The amazing thing about the panels is that they show a pair of swimmers, framed by cosmic monsters including an undulating serpent and an old-man deity with outstretched wings. Idaho State University's Richard Hansen, president of the Idaho-based FARES Foundation, said the swimmers appear to represent the fabled Hero Twins.
"One of the swimmers has a decapitated head on his flanks, which is likely the decapitated head of his father, who was known in Maya mythology as Hun Hunahpu," Hansen is quoted as saying in the university's account. The other swimmer wears a jaguar headdress, which would typically be associated with Xbalanque ("Young Jaguar Sun.").
"All in all, the scene is a complex blend of early Maya mythology and cosmology," Hansen said.
Hector Escobedo, Guatemala's vice minister of culture, said the find "suggests that the antiquity of the Popol Vuh as an authentic creation story extends far into the Preclassic eras." The find also adds to the importance attached to the Mirador Basin as a center of ancient Maya culture.
Hansen has been doing research for years in the remote Mirador Basin, which is at the center of a major forest conservation program established by the Guatemalan government. The Idaho researcher served as a consultant to actor/director Mel Gibson on the controversial movie "Apocalypto." And although that film is now far back on the DVD shelves, Gibson is still taking an interest in Mirador. Recently, he called the site "arguably the greatest archaeological find in the Western Hemisphere."
For more about Mirador, check out the Mirador Basin Web site.
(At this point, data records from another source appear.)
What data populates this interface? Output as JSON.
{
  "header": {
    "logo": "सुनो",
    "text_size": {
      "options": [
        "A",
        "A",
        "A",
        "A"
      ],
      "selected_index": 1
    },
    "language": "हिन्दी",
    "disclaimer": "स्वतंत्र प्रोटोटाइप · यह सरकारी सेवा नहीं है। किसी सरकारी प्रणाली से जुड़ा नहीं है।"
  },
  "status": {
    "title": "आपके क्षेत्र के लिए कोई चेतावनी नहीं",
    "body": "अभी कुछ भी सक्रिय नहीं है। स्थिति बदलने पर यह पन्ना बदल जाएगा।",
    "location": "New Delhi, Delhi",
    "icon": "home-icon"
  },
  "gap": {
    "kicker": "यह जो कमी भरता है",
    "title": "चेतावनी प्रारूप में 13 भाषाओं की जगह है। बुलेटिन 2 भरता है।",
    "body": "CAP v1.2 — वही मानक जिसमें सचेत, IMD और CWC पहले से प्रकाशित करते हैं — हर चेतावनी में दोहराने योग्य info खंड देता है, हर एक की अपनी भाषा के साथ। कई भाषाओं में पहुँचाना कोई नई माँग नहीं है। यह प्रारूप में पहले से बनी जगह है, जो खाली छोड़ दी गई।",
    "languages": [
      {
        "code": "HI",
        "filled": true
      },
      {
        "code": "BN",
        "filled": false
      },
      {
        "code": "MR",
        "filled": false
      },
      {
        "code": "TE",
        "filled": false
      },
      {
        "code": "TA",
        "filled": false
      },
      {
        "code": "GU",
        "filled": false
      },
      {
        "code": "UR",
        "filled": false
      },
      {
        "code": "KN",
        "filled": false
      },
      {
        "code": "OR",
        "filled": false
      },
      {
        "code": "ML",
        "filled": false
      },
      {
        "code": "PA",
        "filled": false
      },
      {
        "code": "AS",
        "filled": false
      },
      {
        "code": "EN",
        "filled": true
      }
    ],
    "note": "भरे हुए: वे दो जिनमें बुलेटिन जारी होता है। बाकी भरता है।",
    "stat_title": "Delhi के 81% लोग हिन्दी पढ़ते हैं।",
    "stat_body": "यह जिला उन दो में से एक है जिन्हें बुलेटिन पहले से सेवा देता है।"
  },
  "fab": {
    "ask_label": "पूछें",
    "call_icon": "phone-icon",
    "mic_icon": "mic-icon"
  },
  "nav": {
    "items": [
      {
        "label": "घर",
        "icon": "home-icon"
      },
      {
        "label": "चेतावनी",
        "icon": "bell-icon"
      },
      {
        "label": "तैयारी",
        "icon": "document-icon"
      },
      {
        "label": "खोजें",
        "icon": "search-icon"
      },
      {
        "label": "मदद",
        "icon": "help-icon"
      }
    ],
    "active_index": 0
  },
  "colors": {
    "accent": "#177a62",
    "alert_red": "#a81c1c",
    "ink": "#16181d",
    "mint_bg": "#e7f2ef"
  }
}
Update for 10 p.m. ET: There's a lot of discussion in the comments below about the use of the word "myth" - in this context, I meant it in the same sense that one would talk about Greek or Roman myths. I've also reworded some references in this item just to avoid using the word "myth" over and over again.
Update for 11:55 a.m. ET March 13: I've added in the video about the find.
Update for 5 p.m. ET March 18: Here are some thoughtful observations from anthropologist/archaeologist James Q. Jacobs:
"I do not know who chose the title ['Maya Myth Revealed'], but I find it deceptive. What is revealed is a physical object. The 'myth' aspect is an interpretation based on writing from about 2,000 years later, and from a different location. We do not even know if the same culture group was extant when the Popol Vuh was written.
"The huge distinction between evidence and interpretation is often overlooked in archaeology in favor of our myths about the past. Science writers can aid in elucidating this chasm, especially when the temporal gap is this immense."
I admit that I wrote the title. Although the archaeologists involved with the dig emphasized the Popol Vuh connection, Jacobs makes a good point that one (or two) stucco panels may not be enough to nail down that connection. Here's an article in which Jacobs discusses the bugaboos involved in intepreting ancient art.